▶ Problem requirements
Where in the data does the word "this" appear? Find those lines and copy them.

▶ Dataset records

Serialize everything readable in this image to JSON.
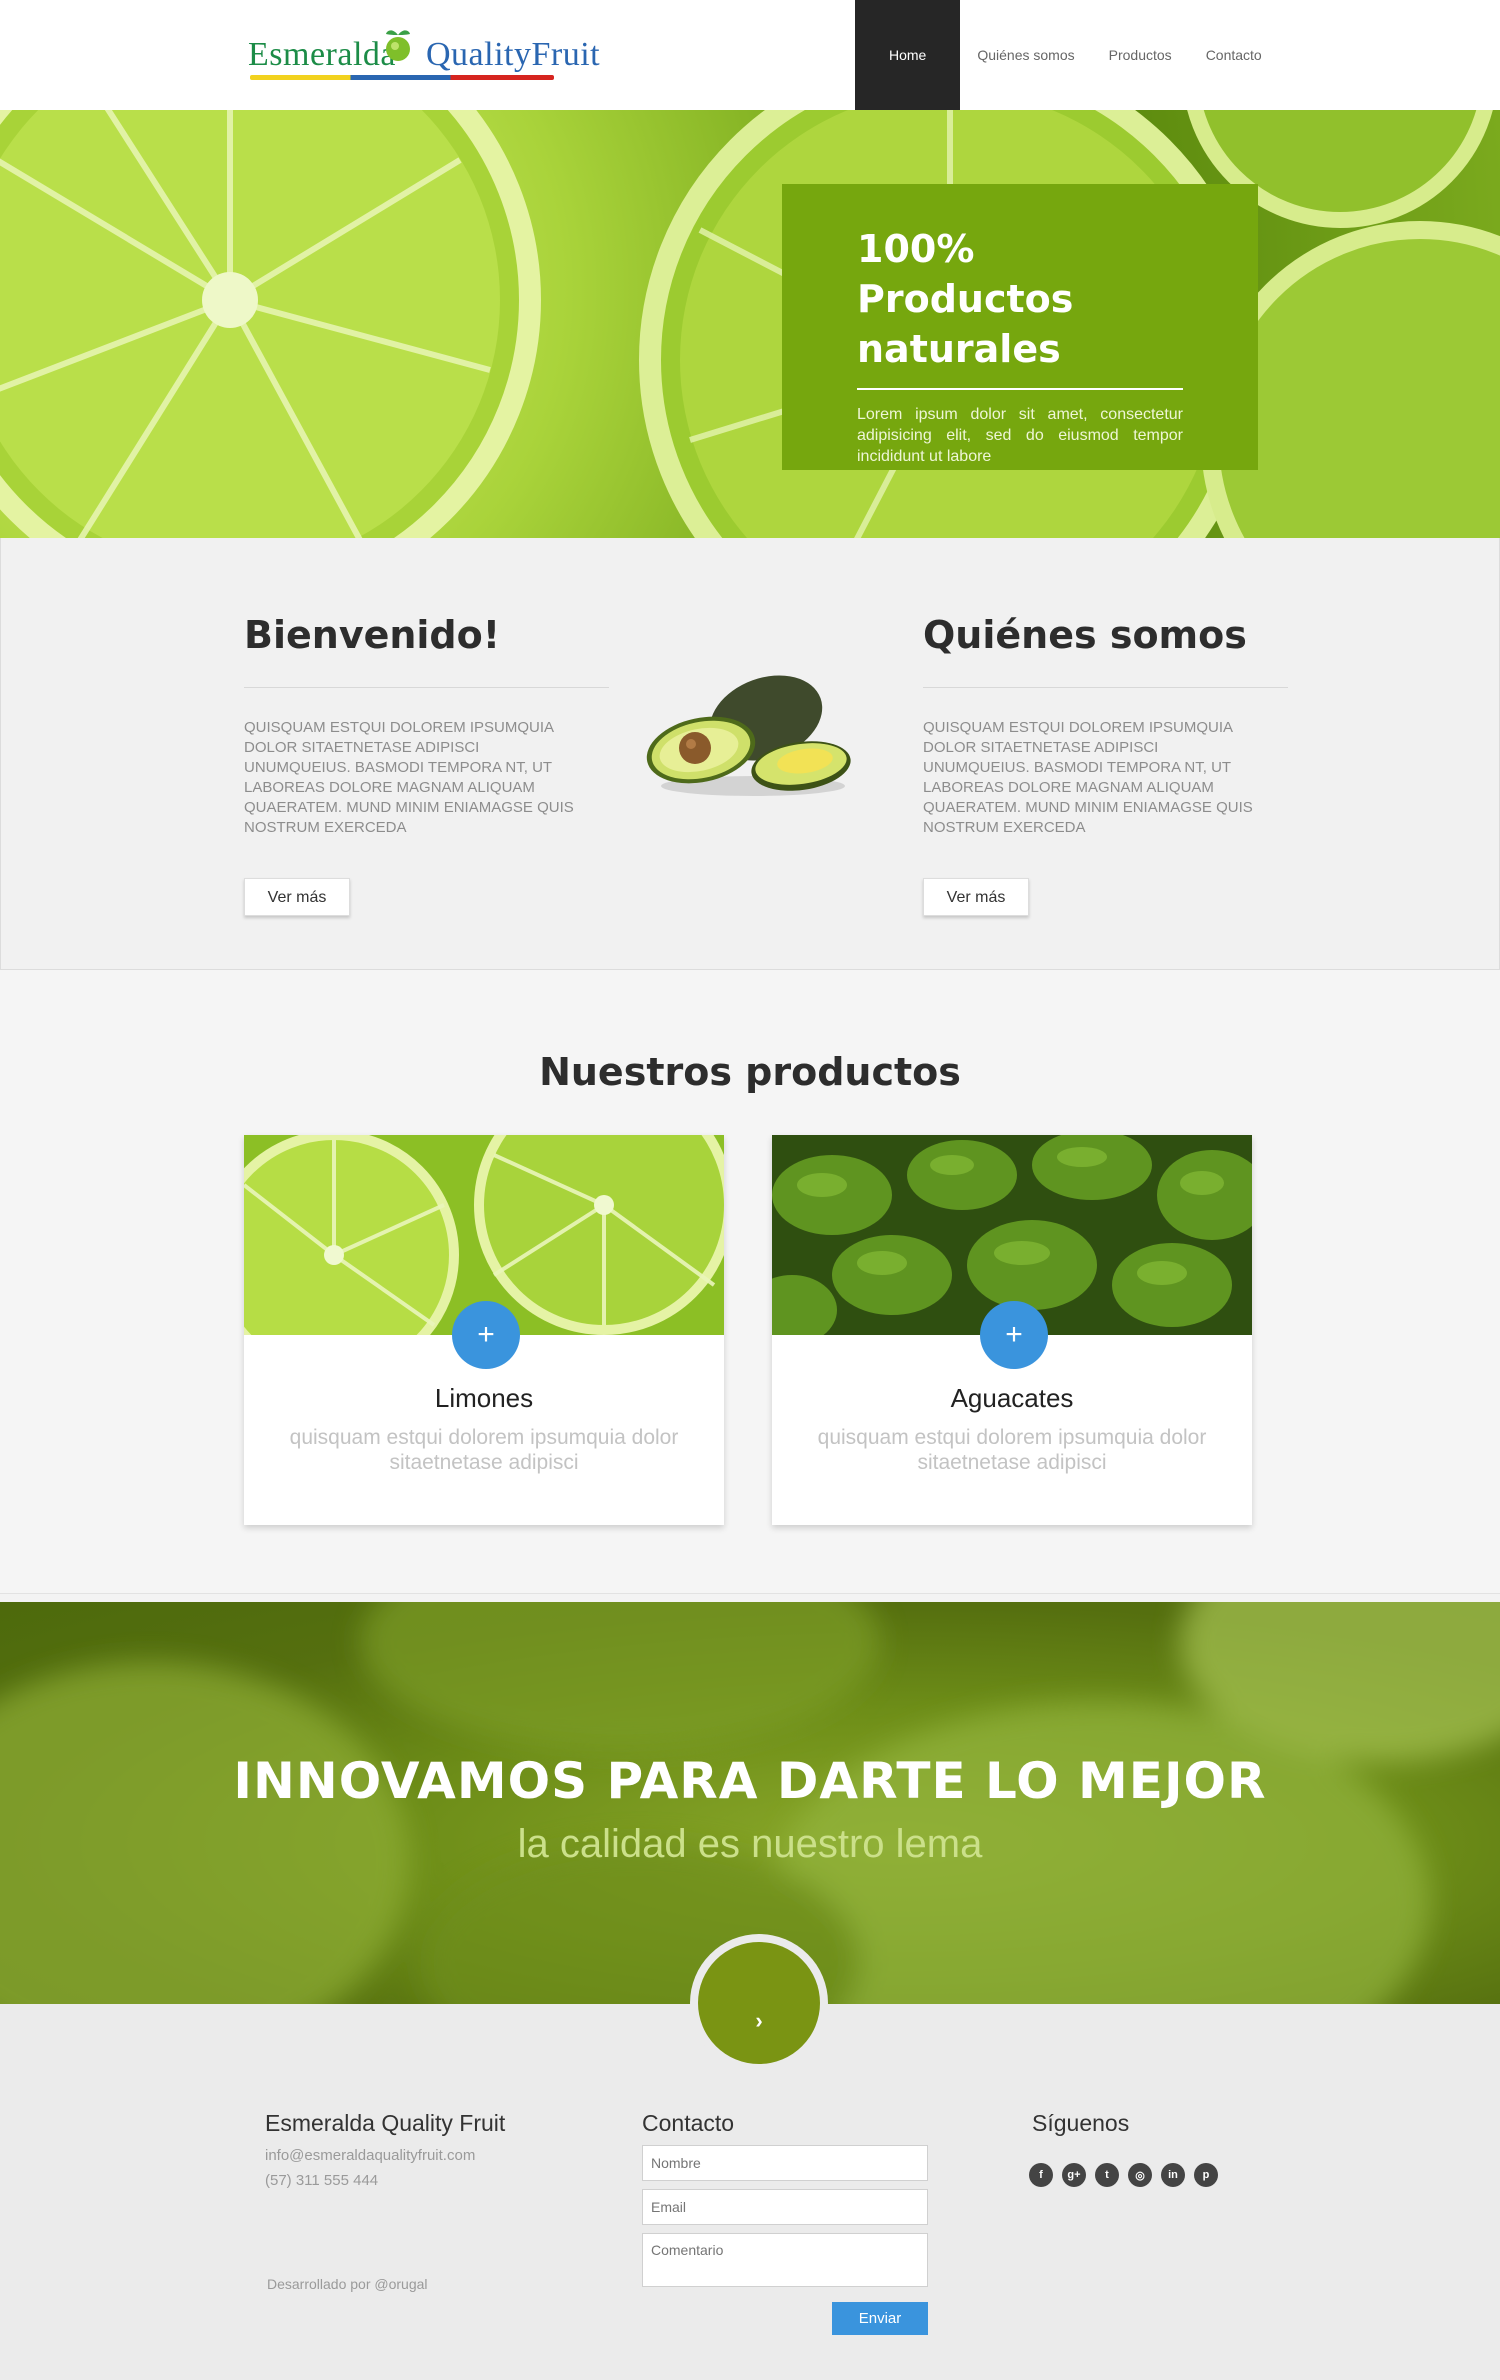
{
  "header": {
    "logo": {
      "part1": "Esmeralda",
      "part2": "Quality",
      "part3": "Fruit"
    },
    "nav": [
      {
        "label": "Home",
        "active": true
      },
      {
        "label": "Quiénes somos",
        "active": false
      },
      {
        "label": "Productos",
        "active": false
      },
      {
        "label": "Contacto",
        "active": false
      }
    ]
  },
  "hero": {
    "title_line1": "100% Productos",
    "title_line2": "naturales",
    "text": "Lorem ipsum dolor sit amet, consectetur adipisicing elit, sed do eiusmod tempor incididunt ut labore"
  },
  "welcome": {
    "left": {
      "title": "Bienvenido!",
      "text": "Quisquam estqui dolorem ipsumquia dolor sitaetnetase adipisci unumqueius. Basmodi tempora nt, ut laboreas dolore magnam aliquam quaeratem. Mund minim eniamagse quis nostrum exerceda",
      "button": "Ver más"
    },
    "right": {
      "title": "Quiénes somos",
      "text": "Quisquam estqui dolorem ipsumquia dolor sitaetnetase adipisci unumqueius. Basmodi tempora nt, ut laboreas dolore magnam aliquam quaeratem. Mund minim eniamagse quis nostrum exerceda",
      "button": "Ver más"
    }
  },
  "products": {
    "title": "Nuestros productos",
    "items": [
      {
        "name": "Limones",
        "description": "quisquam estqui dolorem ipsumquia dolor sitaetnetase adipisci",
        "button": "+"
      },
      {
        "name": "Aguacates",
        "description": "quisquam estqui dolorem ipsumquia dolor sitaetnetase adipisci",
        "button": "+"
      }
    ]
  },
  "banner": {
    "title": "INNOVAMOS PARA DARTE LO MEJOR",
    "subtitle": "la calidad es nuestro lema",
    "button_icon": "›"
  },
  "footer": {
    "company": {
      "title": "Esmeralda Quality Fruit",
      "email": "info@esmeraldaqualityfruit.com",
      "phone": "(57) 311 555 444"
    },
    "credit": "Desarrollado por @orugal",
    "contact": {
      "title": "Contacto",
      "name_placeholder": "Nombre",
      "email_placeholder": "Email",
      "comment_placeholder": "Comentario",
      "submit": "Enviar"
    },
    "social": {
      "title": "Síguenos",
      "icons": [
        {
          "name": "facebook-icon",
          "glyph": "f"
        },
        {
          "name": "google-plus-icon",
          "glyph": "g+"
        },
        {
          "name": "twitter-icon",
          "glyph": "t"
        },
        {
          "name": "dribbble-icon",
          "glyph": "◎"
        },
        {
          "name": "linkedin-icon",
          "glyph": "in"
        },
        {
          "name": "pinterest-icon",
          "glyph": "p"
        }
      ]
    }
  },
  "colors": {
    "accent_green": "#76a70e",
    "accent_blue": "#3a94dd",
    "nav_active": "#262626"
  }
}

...

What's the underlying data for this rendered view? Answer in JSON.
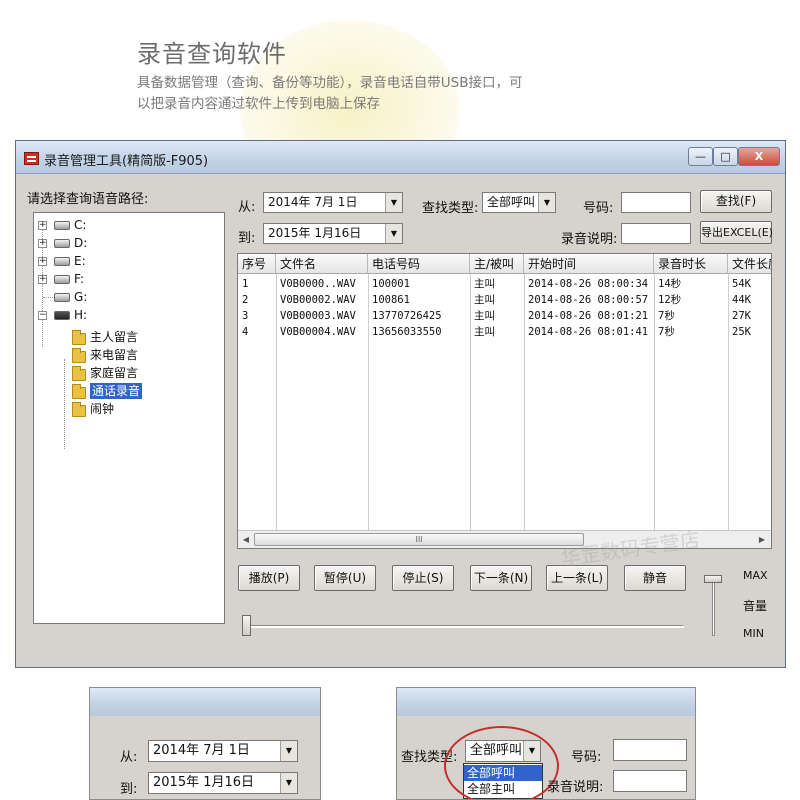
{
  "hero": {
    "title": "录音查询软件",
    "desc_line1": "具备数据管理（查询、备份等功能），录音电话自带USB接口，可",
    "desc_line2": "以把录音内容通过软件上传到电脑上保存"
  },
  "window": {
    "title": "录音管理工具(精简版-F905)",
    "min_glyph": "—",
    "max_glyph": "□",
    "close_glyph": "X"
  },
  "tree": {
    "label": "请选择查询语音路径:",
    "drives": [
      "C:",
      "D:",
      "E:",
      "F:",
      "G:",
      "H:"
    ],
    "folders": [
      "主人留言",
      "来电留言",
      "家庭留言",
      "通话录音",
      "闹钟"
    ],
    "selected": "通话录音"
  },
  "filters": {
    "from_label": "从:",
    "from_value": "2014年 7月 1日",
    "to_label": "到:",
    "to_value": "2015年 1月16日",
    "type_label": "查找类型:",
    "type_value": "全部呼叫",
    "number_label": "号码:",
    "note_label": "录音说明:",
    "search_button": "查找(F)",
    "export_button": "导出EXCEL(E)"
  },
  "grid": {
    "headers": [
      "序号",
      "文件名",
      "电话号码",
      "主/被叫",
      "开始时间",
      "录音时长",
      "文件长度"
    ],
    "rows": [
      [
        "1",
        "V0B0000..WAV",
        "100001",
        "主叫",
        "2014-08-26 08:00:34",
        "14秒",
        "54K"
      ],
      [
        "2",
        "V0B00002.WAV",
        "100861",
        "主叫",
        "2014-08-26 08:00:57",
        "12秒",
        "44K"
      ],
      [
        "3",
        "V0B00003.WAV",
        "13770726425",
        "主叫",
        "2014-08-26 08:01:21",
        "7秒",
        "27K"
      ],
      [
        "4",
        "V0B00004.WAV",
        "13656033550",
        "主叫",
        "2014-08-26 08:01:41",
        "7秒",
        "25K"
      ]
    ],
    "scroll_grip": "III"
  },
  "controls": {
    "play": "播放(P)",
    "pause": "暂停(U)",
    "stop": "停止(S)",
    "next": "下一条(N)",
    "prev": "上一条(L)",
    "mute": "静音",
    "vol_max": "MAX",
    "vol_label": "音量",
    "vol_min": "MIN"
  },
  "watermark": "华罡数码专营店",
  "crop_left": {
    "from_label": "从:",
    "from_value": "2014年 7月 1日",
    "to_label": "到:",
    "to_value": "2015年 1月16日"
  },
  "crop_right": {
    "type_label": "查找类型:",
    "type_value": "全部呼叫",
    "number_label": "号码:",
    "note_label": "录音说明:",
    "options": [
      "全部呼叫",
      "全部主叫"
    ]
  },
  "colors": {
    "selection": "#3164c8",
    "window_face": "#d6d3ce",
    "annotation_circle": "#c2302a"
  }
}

▶ The completed task
Serialize everything readable in this image to JSON.
What's the underlying data for this rendered view? Answer in JSON.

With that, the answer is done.